Git is the version control system of choice used by SKA. Describing the basics of how to use git is out of the scope of this developer portal, but it is fundamental that all developers contributing to SKA get familiar with git and how to use it. These online resources are a good starting point:

Committing code

When working on a development project, it is important to stick to these simple commit rules:

  • Commit often.
  • Have the Jira story ID at the beginning of your commit messages.
  • Git logs shall be human readable in sequence, describing the development activity.
  • Use imperative forms in the commit message.

Configure git

Set GIT institutional email address

Setup git so that it uses your institutional email account to sign commits, this can be done in your global git configuration:

$ git config --global ""
$ git config --global

Or you can configure the mail address on a project basis.

$ cd your/git/project
$ git config ""
$ git config

Branching policy

Albeit the SKA organisation does not want to be prescriptive about git workflows, two concepts are important to the SKA way of using GIT:

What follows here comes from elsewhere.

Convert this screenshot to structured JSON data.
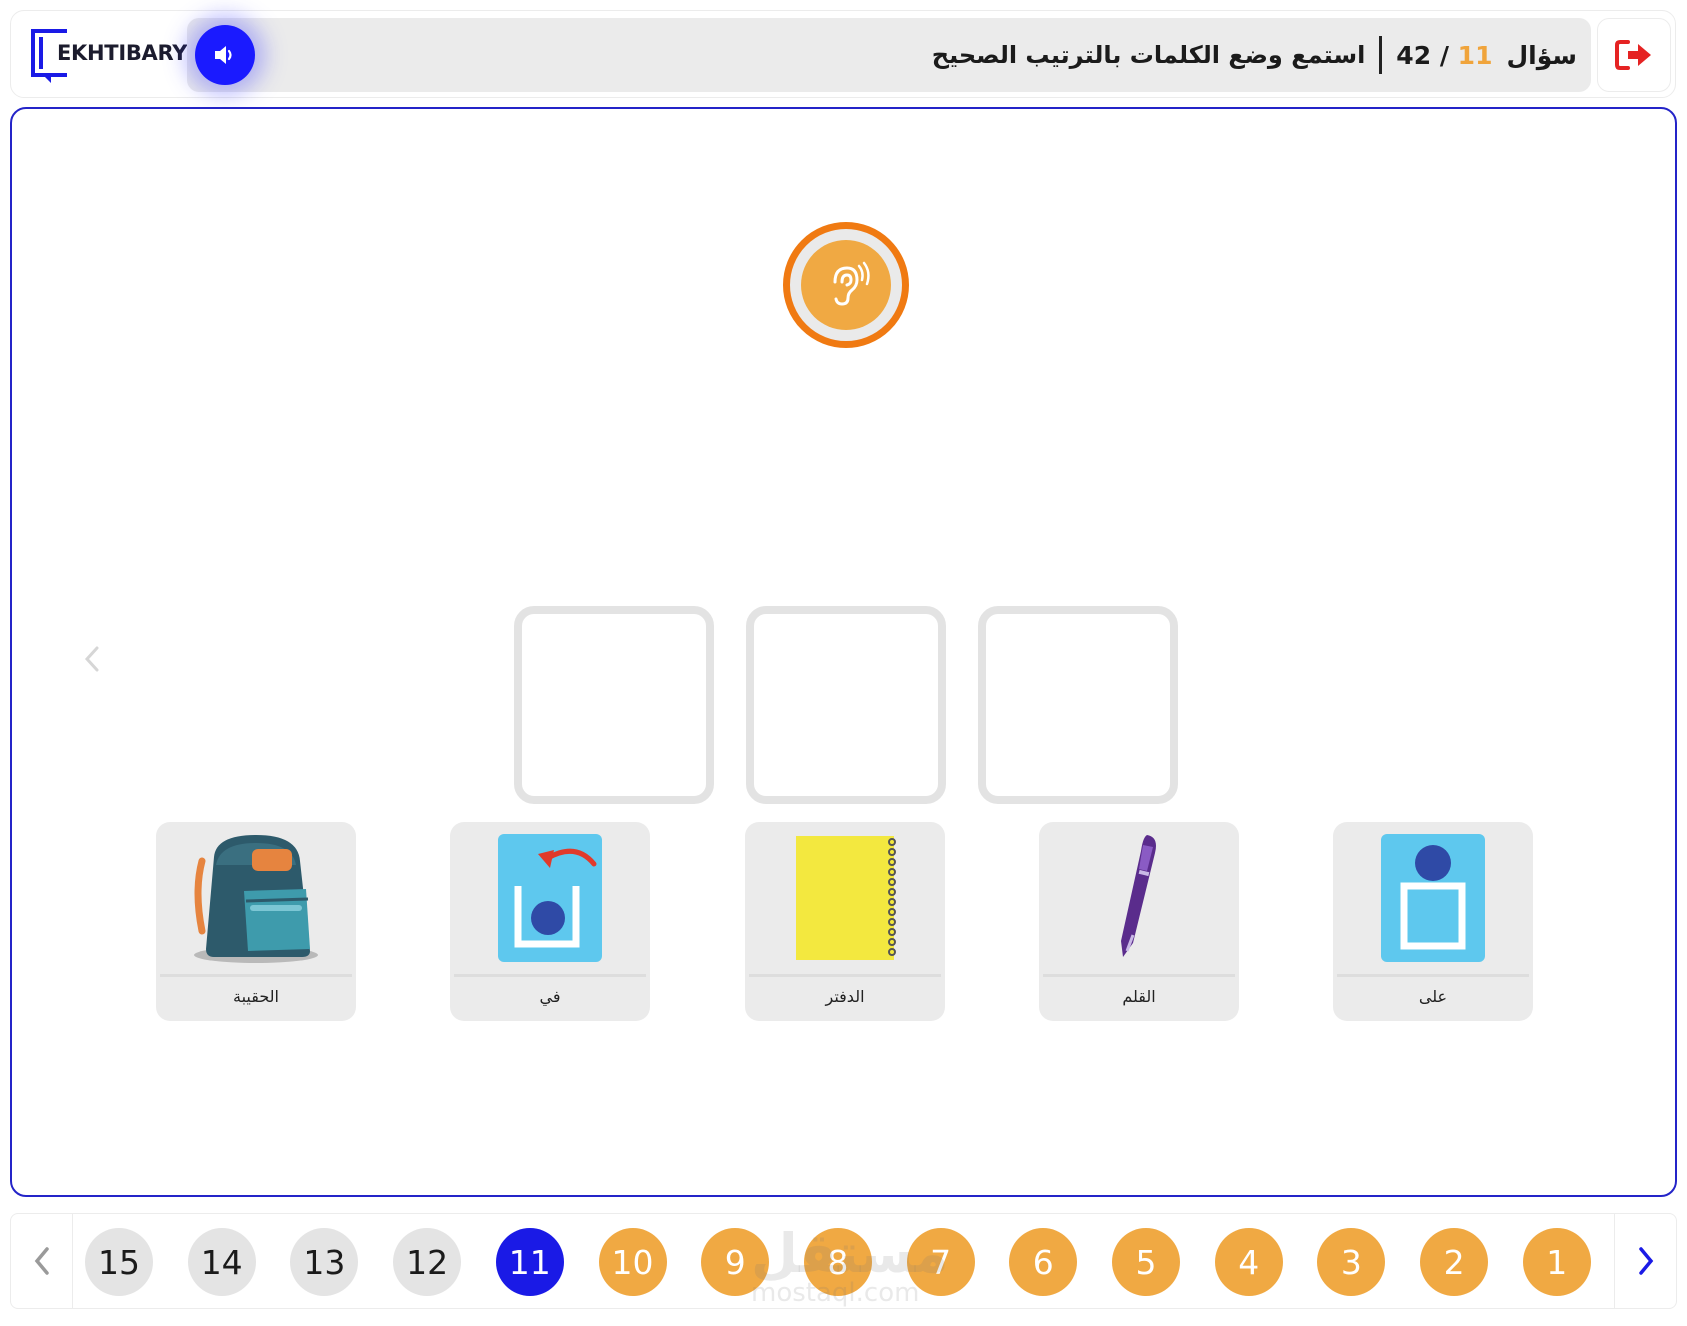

  1. The master branch of a repository shall always be stable.
  2. Branches shall be short lived, merging into master as often as possible.

Stable means that the master branch shall always compile and build correctly, and executing automated tests with success. Every time a master branch results in a condition of instability, reverting to a condition of stability shall have the precedence over any other activity on the repository.

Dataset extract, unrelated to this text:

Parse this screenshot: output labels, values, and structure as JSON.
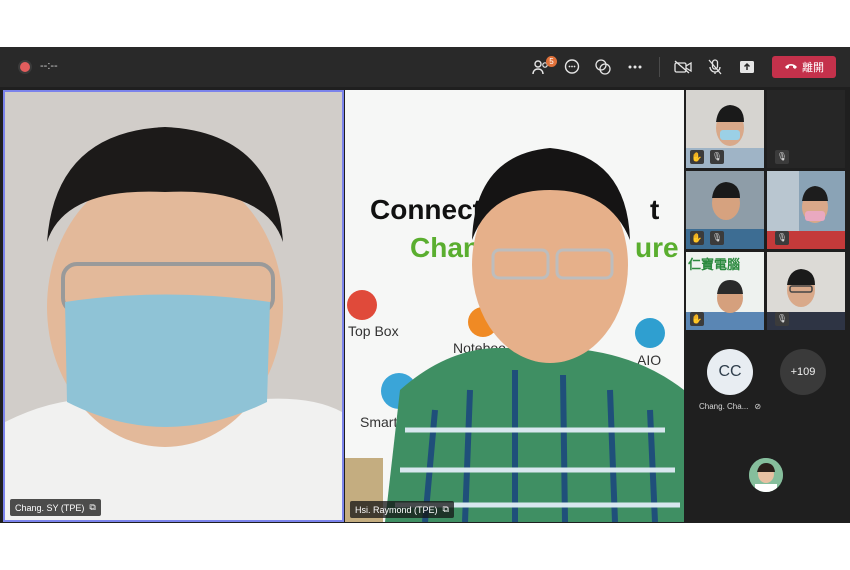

Master based development

We suggest teams to start developing adopting a master-based development approach, where each developer commits code into the master branch at least daily. While this practice may seem counter intuitive, there is good evidence in literature that it leads to a better performing system. Branches are reduced to a minimum in this model, and the discipline of daily commits into master greatly enhances the communication within the team and the modularity of the software system under construction. The workflow follows these steps:

  • As a developer starts working on a story, all his commits related to the story shall contain the story Jira ID in the message. i.e. AT-51 method stubs
  • The developer continues working on his local master branch with multiple commits on the same story.
  • Each day the local master pulls the remote and incorporates changes from others.
  • The local master is tested successfully.
  • The local commits are pushed onto the remote master.
  • The CI pipeline is correctly executed on the remote master by the CI server.

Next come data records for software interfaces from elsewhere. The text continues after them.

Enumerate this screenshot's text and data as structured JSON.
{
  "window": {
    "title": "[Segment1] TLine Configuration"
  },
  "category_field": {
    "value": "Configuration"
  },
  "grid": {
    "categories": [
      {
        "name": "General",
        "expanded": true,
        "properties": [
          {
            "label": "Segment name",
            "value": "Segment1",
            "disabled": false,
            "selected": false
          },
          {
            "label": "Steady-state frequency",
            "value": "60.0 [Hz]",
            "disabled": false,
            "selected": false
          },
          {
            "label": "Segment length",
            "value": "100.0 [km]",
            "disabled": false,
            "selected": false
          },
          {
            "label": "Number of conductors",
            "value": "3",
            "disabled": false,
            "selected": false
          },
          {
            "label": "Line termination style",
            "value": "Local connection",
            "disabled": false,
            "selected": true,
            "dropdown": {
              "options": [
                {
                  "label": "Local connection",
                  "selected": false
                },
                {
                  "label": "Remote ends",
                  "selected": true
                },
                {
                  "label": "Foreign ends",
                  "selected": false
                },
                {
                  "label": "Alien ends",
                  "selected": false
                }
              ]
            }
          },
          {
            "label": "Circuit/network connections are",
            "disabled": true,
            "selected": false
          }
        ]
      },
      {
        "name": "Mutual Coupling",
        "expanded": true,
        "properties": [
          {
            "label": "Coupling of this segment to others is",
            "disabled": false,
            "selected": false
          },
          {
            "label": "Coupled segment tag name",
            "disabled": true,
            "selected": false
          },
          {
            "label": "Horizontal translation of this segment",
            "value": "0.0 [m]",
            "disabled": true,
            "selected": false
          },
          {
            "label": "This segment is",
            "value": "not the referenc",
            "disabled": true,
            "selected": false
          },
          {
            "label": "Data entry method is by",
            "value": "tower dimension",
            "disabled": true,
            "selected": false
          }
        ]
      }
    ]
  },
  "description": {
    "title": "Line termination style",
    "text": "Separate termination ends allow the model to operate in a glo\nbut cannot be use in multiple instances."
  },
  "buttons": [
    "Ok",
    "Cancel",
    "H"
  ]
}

Implemented correctly, this practice leads to having an integrated, tested, working system at the end of each development interval, that can be shipped directly from our master branch with the click of a button.

Story based branching

We support adopting a story-based branching model, often referred to as feature branching. This workflow effectively leverages pull requests enabling code reviews and continuous branch testing, but it is important to stress the importance of having short lived branches. It is easy to abuse this policy and have long living branches resulting in painful merge activities and dead or stale development lines. Bearing in mind that a story by definition is some piece of work a developer should conclude in the time of a sprint, the workflow would follow these steps:

  • As a developer starts working from master on a new story, she creates a new branch.
  • The new branch shall be named as the story, i.e. story-AT1-26.
$ git branch
* master
$ git checkout -b my-story-id
$ git branch
* my-story-id
  • All the commit messages contributing to the development of the story begin with the story ID, i.e. AT1-26 basic testing.
  • The developer makes sure that all tests execute correctly on her local story branch.
  • When the story is ready for acceptance the developer pushes the story branch upstream.
$ git push -u origin my-story-id
  • A pull request is created on the DVCS server to merge the story branch into the master branch.
  • Reviewers interact with comments on the pull request until all conflicts are resolved and reviewers accept the pull request.
  • Pull request is merged into Master.
  • The CI pipeline is executed successfully on the master branch by the CI server.

Whenever a team deviates from one of the recommended policy, it is important that the team captures its decision and publicly describe its policy, discussing it with the rest of the community.

See a more detailed description of this workflow at


Use institutional email

Create a github account using your institutional email address at . If you already have an account on github, you shall have your institutional email added to your profile: click on your user icon on the top right corner and select Settings->Emails->Add email address .

Setup SSH key

Associate your ssh-key to your user at Settings->SSH and GPG keys .

Join SKA Organisation

SKA Organisation can be found on github at , The scrum master of your team will make sure you can access it.

Desktop client

Less experienced developers can use the github desktop client at: This definitely lowers the barrier of using git for a number of different users.